Changes in temperature and rainfall are also threatening the future of cocoa. While predictions published last year by the National Oceanic and Atmospheric Administration said that cocoa could be nearly extinct by 2050, Kira A. Borden, a scientist at the University of British Columbia, says that these judgements are based on the status quo, without taking into account what could happen under different management conditions, such as agroforestry, which can dramatically improve sustainability of the crop in monumental proportions.
In her research on cocoa in Ghana – which, together with Côte d’Ivoire, produces half of the world’s chocolate supply – Borden took individual root samples of plants to learn how the trees were working with cocoa plants. She compared sites in optimal and suboptimal precipitation conditions, sandy and loam soils, and under full sun or shade. In order to determine what was working and what wasn’t, she and her team manually excavated lateral root systems, looking at the responsiveness to water and nutrients.
They found that in different environments, cocoa plants of the same variety and age were acquiring their needed food and water in different ways.
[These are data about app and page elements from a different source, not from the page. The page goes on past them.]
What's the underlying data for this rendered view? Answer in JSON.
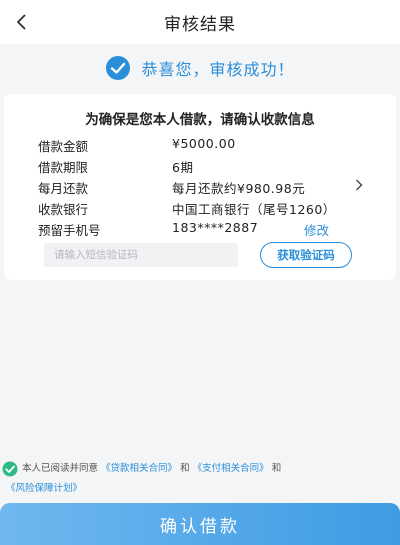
{
  "nav": {
    "title": "审核结果",
    "back_icon": "chevron-left-icon"
  },
  "banner": {
    "message": "恭喜您，审核成功！",
    "icon": "check-circle-icon"
  },
  "card": {
    "title": "为确保是您本人借款，请确认收款信息",
    "rows": [
      {
        "label": "借款金额",
        "value": "¥5000.00"
      },
      {
        "label": "借款期限",
        "value": "6期"
      },
      {
        "label": "每月还款",
        "value": "每月还款约¥980.98元"
      },
      {
        "label": "收款银行",
        "value": "中国工商银行（尾号1260）"
      },
      {
        "label": "预留手机号",
        "value": "183****2887",
        "action": "修改"
      }
    ],
    "sms_placeholder": "请输入短信验证码",
    "sms_value": "",
    "get_code_label": "获取验证码"
  },
  "agreement": {
    "prefix": "本人已阅读并同意",
    "link1": "《贷款相关合同》",
    "and1": "和",
    "link2": "《支付相关合同》",
    "and2": "和",
    "link3": "《风险保障计划》"
  },
  "submit_label": "确认借款",
  "colors": {
    "accent": "#2a8fd8",
    "success_green": "#2fb986",
    "page_bg": "#f4f5f7"
  }
}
Shade, interestingly, only had an impact in suboptimal environments.
In Côte d’Ivoire, ICRAF scientist Aster Gebrekirstos has been examining why and how a certain disease – cocoa swollen shoot virus disease (CSSVD) – in conjunction with climate change has been affecting production. Through looking at the growth histories of trees with and without symptoms of the virus, she is mapping out how climate change and stressful events such as CCSVD affect different cocoa varieties.
“I found that cocoa is responding to climate variability, and trees have been attacked by multiple pathogens with differences in varieties and sites,” she said, noting that deforestation is further spurring problems and that agroforestry can help ecological conditions be more sustainable. “The study is ongoing, but soon we will recommend which cocoa variety to grow where.”
This is all to say that agroforestry is not as simple as just plant trees. The level of specificity needed for tree incorporation to work well is high, with water, soil and biodiversity conditions all coming into play, as well as the skill level and know-how of farmers to care for a variety of species on their lands.
To this end, in 2017, a map was published depicting which tree species could survive and thrive in different areas across Central America. Roeland Kindt, a senior ecologist at World Agroforestry (ICRAF) who published Suitability of Key Central American Agroforestry Species under Future Climates: an Atlas, is now working on a similar atlas for Africa, with an even higher level of detail. Using more than 25 different algorithms, he’s able to depict models of how to distribute more than 150 tree species across different landscapes. Juniperus procera, for instance, should only be planted in mountainous regions, he’s found.
The next step is to incorporate his findings with future climate projections, to map how species could and should be distributed in the future. The second phase of the atlas will be verified for accuracy by experienced botanists, but he notes that as the climate changes, the atlas will have to, too. “It’s a bit my dream that this will become an interactive project,” he says, hoping that it will be continually updated with the help of citizens and scientists to keep foods, from cereal to spirits, alive and well.